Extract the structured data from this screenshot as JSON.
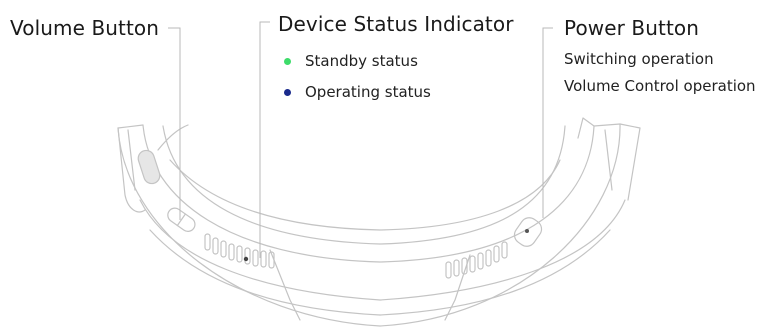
{
  "labels": {
    "volume_button": {
      "title": "Volume Button"
    },
    "status_indicator": {
      "title": "Device Status Indicator",
      "items": [
        {
          "text": "Standby status",
          "color": "#3ddc6a"
        },
        {
          "text": "Operating status",
          "color": "#1a2a8c"
        }
      ]
    },
    "power_button": {
      "title": "Power Button",
      "descriptions": [
        "Switching operation",
        "Volume Control operation"
      ]
    }
  },
  "colors": {
    "line": "#b9b9b9",
    "outline": "#c4c4c4"
  }
}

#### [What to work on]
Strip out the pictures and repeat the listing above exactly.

#### [Output for this exercise]
Extract the structured data from this screenshot as JSON.
{
  "labels": {
    "volume_button": {
      "title": "Volume Button"
    },
    "status_indicator": {
      "title": "Device Status Indicator",
      "items": [
        {
          "text": "Standby status",
          "color": "#3ddc6a"
        },
        {
          "text": "Operating status",
          "color": "#1a2a8c"
        }
      ]
    },
    "power_button": {
      "title": "Power Button",
      "descriptions": [
        "Switching operation",
        "Volume Control operation"
      ]
    }
  },
  "colors": {
    "line": "#b9b9b9",
    "outline": "#c4c4c4"
  }
}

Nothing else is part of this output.